Gross Margin Is a Term That’s Often Misunderstood.

It’s essentially interchangeable with both gross profit and gross trading margin—and, sometimes, all three are misused. Then we expand on these terms adding the use of percentages and come up with the terms of gross margin percentage, gross profit percentage, and gross trading margin percentage. Then if you are not confused enough, we muddy the waters further with shorthand and acronyms of GM, GP, and GTMs and most people just glaze over.

Many small business owners do understand the concept of gross margin. However, the overwhelming majority do not understand how critical it is to track and measure their margins if they are going to maintain or increase profitability . And worse yet, even if they do understand, they have little idea how to build the accounting systems and metrics to track this vital part of business. Margin management is probably the single biggest opportunity to increase profits with existing sales. It is also the single biggest part of your business that can go south and erode profitability. Meaning, dropping a few percentage points in margin can have a dramatic effect on the bottom line. So where do we go from here?

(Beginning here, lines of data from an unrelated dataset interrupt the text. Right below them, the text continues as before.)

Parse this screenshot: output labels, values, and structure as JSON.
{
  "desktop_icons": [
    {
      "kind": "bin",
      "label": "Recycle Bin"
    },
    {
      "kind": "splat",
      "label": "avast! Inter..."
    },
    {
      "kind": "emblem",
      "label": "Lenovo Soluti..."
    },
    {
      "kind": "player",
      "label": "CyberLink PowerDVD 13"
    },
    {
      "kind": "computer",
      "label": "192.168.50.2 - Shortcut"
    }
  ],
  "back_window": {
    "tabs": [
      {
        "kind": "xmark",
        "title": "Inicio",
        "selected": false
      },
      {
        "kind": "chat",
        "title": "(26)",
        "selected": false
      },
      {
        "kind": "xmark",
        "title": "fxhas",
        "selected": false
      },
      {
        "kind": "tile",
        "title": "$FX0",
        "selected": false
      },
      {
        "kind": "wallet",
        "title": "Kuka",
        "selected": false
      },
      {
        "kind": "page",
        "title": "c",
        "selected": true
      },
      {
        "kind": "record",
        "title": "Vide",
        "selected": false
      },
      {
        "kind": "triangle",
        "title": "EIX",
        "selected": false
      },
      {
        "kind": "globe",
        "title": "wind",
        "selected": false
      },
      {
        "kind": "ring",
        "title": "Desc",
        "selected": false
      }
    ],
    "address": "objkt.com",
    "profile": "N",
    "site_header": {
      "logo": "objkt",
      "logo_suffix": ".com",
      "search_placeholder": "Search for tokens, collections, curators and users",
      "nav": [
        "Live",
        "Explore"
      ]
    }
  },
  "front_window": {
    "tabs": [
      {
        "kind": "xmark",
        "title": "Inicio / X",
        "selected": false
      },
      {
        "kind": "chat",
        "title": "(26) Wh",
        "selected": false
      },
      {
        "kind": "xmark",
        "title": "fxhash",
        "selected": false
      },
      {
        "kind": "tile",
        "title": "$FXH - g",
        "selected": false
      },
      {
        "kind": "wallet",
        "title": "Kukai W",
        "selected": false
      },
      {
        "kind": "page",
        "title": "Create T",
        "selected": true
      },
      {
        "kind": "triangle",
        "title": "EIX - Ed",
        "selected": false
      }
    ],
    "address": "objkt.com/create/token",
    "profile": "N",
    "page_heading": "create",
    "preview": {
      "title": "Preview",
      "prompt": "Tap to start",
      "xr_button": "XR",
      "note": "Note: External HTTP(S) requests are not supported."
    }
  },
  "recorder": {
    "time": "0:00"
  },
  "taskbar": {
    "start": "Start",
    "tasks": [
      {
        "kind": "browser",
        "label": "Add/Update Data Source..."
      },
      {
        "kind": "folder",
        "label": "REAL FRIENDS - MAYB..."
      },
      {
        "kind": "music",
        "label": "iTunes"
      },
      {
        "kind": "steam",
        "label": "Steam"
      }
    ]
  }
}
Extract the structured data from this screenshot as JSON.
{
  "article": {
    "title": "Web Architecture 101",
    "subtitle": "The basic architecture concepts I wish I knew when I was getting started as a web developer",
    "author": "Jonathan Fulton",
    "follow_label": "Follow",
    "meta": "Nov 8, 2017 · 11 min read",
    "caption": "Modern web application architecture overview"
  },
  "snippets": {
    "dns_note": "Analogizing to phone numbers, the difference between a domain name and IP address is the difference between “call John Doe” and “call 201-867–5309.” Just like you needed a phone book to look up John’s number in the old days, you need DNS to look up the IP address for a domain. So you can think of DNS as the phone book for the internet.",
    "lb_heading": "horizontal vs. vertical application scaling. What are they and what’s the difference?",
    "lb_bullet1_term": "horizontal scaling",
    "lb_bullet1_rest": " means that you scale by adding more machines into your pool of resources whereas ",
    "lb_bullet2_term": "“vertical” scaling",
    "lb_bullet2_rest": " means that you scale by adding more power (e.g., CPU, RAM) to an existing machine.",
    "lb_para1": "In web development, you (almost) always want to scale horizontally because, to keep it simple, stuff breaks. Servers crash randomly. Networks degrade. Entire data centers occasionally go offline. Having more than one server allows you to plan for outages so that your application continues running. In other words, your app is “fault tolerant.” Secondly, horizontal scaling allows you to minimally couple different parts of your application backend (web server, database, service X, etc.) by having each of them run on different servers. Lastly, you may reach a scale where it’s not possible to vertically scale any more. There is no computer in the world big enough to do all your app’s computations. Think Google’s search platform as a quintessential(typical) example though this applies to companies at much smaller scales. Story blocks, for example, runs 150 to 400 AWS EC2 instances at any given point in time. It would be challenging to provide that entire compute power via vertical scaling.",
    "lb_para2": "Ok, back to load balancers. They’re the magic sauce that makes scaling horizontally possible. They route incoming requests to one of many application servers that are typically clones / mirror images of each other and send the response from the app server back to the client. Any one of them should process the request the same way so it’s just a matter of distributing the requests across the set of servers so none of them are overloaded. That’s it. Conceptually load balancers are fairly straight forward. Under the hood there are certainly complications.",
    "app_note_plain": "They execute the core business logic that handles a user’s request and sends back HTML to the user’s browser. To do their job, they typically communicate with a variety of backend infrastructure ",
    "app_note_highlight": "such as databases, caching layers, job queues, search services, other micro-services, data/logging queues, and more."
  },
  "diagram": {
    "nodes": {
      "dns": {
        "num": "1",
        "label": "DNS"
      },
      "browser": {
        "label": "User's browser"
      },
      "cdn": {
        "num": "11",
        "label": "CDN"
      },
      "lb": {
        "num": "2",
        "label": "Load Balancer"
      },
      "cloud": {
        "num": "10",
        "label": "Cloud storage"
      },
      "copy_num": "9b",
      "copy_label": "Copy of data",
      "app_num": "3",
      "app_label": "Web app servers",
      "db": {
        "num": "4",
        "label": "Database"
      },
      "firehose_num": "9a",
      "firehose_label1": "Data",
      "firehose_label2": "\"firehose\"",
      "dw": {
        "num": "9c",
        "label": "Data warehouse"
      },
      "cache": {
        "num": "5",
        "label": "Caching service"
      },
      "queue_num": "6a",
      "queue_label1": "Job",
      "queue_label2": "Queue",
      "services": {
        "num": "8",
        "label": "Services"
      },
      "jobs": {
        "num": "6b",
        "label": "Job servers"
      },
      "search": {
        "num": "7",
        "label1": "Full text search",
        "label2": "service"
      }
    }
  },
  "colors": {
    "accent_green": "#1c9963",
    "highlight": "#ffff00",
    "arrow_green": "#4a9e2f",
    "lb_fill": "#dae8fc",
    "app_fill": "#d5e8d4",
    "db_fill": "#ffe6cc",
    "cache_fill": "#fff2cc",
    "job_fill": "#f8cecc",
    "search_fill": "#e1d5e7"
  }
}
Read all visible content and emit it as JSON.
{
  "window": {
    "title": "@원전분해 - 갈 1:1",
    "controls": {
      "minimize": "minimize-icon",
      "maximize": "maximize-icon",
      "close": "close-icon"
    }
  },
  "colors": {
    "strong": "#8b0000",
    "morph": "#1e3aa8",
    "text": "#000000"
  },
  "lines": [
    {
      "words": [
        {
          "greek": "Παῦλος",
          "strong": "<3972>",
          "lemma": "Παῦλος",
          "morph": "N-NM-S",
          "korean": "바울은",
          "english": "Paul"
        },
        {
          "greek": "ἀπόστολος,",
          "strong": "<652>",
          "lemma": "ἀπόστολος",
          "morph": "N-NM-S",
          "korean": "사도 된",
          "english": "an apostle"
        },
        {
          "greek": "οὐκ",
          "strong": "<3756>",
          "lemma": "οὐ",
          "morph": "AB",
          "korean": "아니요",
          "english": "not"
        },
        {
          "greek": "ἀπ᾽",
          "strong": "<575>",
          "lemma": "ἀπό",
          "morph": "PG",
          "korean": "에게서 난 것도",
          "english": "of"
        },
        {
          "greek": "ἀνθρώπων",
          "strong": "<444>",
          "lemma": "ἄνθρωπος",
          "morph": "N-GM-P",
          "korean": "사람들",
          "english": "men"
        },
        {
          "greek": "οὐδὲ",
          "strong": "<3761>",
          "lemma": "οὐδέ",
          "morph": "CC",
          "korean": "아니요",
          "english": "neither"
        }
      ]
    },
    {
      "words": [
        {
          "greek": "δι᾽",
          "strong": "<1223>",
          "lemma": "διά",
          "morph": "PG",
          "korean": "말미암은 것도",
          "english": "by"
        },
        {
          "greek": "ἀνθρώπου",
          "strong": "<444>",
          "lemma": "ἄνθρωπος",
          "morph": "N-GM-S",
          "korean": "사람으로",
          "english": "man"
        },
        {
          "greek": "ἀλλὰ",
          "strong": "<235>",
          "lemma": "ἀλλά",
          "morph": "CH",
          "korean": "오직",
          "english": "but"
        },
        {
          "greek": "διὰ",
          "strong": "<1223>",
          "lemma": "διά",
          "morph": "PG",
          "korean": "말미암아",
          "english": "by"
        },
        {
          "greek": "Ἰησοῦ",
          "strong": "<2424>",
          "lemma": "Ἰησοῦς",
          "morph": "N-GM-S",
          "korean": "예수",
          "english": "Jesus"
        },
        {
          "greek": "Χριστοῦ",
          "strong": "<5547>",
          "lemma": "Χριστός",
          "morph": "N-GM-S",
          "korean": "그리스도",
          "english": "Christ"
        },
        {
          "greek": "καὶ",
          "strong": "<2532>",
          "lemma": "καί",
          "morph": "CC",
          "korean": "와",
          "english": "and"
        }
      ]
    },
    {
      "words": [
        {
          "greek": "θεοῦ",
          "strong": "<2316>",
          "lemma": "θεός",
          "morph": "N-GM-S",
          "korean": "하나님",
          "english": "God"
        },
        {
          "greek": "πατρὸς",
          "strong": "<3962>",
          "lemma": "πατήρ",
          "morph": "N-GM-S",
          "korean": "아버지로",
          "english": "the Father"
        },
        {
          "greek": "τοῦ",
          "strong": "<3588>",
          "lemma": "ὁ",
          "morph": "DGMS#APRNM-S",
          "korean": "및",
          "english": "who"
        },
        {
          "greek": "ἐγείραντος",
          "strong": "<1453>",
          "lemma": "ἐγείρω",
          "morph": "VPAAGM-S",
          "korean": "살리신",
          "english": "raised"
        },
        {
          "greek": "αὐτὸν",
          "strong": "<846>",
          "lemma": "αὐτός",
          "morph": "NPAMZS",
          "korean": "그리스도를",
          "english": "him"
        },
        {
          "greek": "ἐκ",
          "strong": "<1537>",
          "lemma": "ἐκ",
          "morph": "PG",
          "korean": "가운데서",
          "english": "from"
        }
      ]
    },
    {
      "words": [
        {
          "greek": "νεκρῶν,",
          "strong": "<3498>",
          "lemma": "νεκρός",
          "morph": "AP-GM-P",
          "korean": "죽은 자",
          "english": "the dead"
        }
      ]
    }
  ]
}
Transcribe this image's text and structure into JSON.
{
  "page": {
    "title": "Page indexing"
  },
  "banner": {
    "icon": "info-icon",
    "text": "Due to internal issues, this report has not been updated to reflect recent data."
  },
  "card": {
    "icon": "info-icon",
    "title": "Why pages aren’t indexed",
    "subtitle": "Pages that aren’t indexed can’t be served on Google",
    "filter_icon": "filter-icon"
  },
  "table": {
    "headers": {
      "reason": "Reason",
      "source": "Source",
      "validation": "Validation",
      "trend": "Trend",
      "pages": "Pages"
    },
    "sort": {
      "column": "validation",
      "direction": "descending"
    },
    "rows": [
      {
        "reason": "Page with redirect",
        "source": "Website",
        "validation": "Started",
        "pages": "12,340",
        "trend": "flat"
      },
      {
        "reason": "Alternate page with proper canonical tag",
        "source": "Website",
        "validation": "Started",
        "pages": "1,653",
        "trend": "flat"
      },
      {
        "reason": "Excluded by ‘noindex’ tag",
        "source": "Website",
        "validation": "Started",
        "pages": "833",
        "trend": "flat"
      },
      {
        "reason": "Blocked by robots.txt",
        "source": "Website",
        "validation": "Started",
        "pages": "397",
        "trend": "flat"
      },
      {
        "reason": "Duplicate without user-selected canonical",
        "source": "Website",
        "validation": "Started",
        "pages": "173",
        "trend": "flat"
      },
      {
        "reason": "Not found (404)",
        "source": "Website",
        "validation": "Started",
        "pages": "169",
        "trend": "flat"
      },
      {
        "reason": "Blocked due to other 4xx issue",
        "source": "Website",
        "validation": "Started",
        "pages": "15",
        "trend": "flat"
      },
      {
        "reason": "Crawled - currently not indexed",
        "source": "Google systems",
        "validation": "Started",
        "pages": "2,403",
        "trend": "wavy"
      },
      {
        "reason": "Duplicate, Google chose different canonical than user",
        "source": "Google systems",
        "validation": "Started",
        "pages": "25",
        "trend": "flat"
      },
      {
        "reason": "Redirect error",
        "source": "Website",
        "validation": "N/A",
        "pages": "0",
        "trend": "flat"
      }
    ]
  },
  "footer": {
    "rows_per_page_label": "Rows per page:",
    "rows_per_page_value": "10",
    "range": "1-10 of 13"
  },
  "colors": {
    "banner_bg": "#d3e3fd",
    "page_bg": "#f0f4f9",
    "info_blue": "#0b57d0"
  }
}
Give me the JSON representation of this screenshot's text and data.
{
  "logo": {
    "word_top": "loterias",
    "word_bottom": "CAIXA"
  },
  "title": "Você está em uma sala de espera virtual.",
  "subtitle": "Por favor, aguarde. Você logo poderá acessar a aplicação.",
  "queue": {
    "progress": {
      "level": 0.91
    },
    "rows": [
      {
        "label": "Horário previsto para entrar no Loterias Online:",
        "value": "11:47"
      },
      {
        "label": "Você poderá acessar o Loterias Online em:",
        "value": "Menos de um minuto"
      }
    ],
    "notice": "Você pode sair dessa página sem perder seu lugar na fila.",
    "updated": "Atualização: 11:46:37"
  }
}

Let’s unpack the concept of GM and GM% to build some clarity and a baseline understanding. Let’s start with the definition of GM and employ some basic accounting principles that you likely already know.


Sales minus Cost of Goods Sold equals Gross Margin:

Sales $135
– Cost of Goods Sold $97
= Gross Margin $38
– Operating Expenses $30
= Profit $8

Now, it gets more complicated when we start employing the concept of GM% and then track those percentages.


Gross Margin divided by Sales (expressed as a percentage) equals Gross Margin %

Gross Margin ($38) / Sales ($135) = 28% (Gross Margin %)

The ability of a small business to track and measure GM% is crucial to maintaining or increasing profitability. It’s one of the most overlooked and valuable metrics in the small business universe. The majority of small business owners often rely on markup formulas or a “seat of the pants” approach to pricing and simply do not track their margins as a percentage of sales.

Let’s look at one more example. Your GM% slips by a few percentage ‘points’ from 28% to 26%. You think, it’s not great, but it’s only a few points, right? Now, look at the revised example with a reduction of two percentage points in GM%.

Example Revised Example
Sales $135 $135
– Cost of Goods Sold $97 $100
= Gross Margin $38 (28%) $35 (26%)
– Cost of Goods Sold $30 $30
= Profit $8 (6%) $5 (3.7%)

Margins have only eroded by 2% but the profits of $8 are down to $5 or a reduction of 38%. Let that sink in for a minute.

No one is good enough to track a few points in margin erosion by gut feel. If your GM% is slipping, analysis of your pricing and costing structure, and applying targeted solutions is the only way to get back on track. You need to have the appropriate accounting systems and metrics in place.

Here’s the bad news. Your bookkeeper does not have the competence to track and analyze this phenomenon. If your accountant is your tax accountant, they are rarely focused on this issue and are not in the business of implementing these systems and metrics. You need a good small business accountant who can help you track margins by product line so you can make appropriate adjustments for the health of your company.

With our long years of experience being “in the trenches,” Resolution Accounting, using our CFO Advisory Services, is ready to help you gain control of your margins and get your company ready for what every small business wants–profitability and growth. We serve the entire Philadelphia region, including, King of Prussia, the Main Line, Malvern, Paoli, Exton, West Chester, all of Chester County, Montgomery County, Delaware County, and Bucks County.